The aircraft is like a self-supporting robot, says leading researcher Bruce Banerdt from NASA’s Jet Propulsion Laboratory.
“It has its own brain. It has an arm that can manipulate things around. It can listen with its seismometer. It may feel things with pressure sensors and temperature sensors, which pulls its own power out of the sun,” he said.
By stamping the inside of Mars, researchers could learn how our neighbor – and other rocky worlds, including the Earth and the Moon – were formed and transformed over billions of years. Mars is much less geologically active than the Earth, and its interior is closer to being in its original state – a tantalizing time capsule.
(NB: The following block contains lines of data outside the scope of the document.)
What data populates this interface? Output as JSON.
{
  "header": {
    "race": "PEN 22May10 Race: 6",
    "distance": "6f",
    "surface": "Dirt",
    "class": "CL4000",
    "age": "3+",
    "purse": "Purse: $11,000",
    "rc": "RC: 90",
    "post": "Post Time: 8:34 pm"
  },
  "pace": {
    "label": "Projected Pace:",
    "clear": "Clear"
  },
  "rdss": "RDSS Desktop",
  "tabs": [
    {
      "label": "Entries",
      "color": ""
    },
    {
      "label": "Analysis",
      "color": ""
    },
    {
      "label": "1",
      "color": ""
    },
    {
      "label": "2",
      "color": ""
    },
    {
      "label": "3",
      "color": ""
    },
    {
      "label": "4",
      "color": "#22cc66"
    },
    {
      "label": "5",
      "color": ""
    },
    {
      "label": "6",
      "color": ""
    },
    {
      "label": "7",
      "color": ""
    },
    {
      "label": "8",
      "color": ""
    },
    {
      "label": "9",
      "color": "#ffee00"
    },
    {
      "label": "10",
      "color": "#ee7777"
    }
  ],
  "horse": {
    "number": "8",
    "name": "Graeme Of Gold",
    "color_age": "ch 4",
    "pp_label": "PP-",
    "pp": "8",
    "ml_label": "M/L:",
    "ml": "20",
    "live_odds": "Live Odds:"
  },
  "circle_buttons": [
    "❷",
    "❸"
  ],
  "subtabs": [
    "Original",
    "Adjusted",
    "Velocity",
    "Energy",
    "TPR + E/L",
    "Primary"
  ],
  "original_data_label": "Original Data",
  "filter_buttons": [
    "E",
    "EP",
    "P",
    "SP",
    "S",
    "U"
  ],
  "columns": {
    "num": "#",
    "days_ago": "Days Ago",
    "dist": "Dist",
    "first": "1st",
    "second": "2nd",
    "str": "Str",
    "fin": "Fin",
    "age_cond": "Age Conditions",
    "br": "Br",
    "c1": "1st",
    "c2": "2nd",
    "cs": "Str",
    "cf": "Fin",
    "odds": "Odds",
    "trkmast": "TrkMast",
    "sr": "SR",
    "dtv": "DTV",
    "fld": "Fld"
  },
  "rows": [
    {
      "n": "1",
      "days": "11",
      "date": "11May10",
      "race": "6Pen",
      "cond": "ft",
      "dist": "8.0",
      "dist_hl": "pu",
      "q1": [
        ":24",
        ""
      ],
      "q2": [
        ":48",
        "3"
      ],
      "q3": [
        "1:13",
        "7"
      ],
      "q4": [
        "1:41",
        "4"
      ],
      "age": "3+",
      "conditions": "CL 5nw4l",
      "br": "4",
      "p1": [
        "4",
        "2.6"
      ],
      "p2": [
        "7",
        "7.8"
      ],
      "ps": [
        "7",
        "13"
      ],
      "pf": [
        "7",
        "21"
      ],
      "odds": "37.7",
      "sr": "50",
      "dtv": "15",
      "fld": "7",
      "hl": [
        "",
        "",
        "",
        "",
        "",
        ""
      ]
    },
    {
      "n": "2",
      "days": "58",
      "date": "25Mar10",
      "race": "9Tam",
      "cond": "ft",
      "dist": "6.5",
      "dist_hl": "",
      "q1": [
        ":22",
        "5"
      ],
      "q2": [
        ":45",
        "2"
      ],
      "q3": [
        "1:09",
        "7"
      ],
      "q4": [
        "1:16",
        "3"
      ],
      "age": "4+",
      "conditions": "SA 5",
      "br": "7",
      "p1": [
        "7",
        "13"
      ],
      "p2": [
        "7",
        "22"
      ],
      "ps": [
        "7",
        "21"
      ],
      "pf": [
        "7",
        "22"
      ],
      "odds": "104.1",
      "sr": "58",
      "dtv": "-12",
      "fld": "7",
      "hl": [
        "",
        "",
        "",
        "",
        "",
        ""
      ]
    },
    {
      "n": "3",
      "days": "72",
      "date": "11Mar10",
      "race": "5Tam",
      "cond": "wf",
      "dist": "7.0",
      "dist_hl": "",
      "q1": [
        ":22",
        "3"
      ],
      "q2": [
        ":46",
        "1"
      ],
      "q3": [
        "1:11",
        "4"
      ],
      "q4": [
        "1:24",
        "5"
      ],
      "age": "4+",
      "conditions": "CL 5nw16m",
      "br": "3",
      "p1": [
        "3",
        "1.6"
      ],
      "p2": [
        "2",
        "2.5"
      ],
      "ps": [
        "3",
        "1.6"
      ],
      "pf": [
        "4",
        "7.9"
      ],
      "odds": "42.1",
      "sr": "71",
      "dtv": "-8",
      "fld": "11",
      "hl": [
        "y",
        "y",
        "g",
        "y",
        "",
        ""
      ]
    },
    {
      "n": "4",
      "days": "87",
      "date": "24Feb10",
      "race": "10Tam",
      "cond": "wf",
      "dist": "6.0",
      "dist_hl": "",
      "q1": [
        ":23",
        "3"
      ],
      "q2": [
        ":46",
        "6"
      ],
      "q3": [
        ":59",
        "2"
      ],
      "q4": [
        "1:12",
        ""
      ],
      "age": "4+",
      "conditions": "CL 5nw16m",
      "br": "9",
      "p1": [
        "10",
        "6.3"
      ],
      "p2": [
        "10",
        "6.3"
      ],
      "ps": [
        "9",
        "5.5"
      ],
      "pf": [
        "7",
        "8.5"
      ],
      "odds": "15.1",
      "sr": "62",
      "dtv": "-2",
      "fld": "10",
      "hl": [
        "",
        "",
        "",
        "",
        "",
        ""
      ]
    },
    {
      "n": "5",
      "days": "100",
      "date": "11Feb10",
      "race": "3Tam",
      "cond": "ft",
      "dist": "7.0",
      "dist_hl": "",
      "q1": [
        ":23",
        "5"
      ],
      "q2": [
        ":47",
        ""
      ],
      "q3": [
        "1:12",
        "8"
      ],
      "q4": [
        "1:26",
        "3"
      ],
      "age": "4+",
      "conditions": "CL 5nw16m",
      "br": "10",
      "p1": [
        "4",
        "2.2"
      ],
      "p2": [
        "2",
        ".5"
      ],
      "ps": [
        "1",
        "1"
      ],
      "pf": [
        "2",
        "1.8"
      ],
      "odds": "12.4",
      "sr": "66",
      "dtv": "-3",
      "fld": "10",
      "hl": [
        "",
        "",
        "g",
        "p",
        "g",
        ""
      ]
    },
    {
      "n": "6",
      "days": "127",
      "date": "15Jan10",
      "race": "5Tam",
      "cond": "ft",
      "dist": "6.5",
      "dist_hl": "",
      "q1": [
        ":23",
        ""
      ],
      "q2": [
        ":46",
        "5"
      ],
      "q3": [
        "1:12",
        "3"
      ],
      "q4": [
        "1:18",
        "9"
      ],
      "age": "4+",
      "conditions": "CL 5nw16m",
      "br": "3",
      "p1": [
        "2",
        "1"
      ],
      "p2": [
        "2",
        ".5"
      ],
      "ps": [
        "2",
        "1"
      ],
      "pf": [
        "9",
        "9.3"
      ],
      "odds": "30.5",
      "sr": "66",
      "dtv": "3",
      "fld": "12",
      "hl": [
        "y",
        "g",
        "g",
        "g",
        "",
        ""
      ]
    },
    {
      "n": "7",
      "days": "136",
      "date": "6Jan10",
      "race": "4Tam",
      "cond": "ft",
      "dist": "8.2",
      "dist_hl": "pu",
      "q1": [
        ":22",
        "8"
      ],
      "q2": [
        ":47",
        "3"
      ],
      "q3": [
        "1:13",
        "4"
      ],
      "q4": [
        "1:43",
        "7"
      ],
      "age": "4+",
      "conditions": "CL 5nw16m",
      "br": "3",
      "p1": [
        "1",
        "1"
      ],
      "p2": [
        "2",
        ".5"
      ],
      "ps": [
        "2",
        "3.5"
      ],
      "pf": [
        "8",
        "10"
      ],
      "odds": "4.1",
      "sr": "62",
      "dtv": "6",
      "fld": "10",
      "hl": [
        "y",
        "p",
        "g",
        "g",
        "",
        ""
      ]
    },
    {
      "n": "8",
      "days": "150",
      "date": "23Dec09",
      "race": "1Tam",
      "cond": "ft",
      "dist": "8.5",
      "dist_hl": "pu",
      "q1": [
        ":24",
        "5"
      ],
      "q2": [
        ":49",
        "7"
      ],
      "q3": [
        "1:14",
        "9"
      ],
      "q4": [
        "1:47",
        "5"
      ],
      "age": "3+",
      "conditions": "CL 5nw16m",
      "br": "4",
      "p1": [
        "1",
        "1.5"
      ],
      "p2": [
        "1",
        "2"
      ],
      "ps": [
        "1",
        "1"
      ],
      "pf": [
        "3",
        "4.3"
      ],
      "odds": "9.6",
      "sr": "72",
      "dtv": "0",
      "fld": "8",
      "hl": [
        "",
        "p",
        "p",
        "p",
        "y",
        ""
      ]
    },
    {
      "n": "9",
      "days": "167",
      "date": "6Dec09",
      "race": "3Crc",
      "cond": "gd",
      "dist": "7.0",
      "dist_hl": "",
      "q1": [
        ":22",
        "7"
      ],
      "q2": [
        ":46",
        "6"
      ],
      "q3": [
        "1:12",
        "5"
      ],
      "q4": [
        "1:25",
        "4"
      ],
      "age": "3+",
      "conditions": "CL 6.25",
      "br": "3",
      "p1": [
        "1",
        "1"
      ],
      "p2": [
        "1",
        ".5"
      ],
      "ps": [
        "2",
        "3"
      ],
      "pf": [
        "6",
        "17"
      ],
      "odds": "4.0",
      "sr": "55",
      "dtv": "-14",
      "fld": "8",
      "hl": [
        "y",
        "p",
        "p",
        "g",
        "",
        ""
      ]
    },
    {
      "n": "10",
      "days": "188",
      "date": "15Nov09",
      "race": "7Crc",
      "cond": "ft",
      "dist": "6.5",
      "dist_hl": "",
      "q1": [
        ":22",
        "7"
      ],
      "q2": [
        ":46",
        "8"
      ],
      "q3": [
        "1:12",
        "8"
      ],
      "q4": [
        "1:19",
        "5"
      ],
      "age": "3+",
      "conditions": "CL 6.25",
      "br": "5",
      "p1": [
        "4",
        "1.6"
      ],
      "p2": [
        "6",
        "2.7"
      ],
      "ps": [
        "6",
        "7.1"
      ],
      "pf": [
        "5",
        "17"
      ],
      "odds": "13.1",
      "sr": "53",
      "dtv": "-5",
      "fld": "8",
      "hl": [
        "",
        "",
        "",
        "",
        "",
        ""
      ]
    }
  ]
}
InSight stands for “revolutionizing how we think of the inside of the planet,” said the NASA science commissioner, Thomas Zurbuchen.
First, the 800-pound must surely come across Mars. This time there will not be a ball bouncing down with the spacecraft inside, as was the case for the Spirit and Opportunity raker in 2004. And there will not be a sky crane to lower the lander as it was for six-wheeled curiosity during its dramatic “seven minutes of terror”.
“It was crazy,” admitted InSight project manager Tom Hoffman. But he noted: “Every time you try to land on Mars, it’s crazy, frankly. I do not think it’s a sensible way to do it.”
No matter how it’s done, coming to Mars and landing there’s hard and unforgivable.
Earth’s success rate at Mars is only 40 percent. It includes planetary flybys dating back to the early 1960s, as well as orbits and landers.
Although it has had its share of flop, the United States has by far the best record. No one else has managed to land and run spacecraft on Mars. Two years ago, a European landlord came in so fast, his descent system asked for a crater to impact.
This time, NASA lends a page from the 1976 twins and 2008 Phoenix, which was also stationary and three-legged.
“But you never know what Mars is going to do,” said Hoffman. “Just because we did it does not mean we’re not nervous and happy to do it again.”
Wind Gusts can send the spacecraft to a dangerous drought during the descent, or the parachute could come together. A dust storm like the one who framed Mars this past summer can prevent InSight’s ability to generate solar power. A leg can span. The arm could cheer.
The ten-hour flight control in Pasadena, California: the six minutes from the time the spacecraft hits Mars’s atmosphere and touchdown. They will have cans of peanuts at hand – a success of tradition dating back to 1964’s successful Ranger 7 moon mission.
InSight enters Mars’s atmosphere at a supersonic 12,300 mph, based on its white nylon parachute and a series of engine burns to slow down for a soft upright landing on Mars’ Elysium Planitia, a significant equatorial plain.
Hoffman hopes it’s “like a Walmart parking lot in Kansas.”
The flattering the better, so the landlord does not tipped over, finish the mission, and so the robot arm can put the science tool down.
InSight Map Exposure Survey Using Seismic Surveys, Geodesy and Heat Transport – Will Be Near the ground, its upper deck is barely a yard or meter above the surface. When the two transcircular solar panels are open, the lander will hold a big car.
If NASA is lucky, a pair of portfolio size satellites can turn InSight since their joint May-Liftoff is able to provide close live updates during the landlord’s descent. There is an eight-minute delay in communication between Earth and Mars.
The experimental CubeSats, dubbed WALL-E and EVE from the animated animation 2008 will zoom past Mars and remain in eternal circulation around the sun, their technology demonstration completed.
If the WALL-E and EVE are dumb, let la news news from NASA orbits in Mars, not so fast.
The first pictures at the landing site should start flowing shortly after touchdown. It will be at least 10 weeks before the science instrument is deployed. Add another couple of weeks for the warmth to bury in Mars.
The mission is designed to last a whole martian year, corresponding to two earth years.
With landing day so close to Thanksgiving, many flight controllers
Hoffman expect his team to wait for Monday to give full and accurate thanks.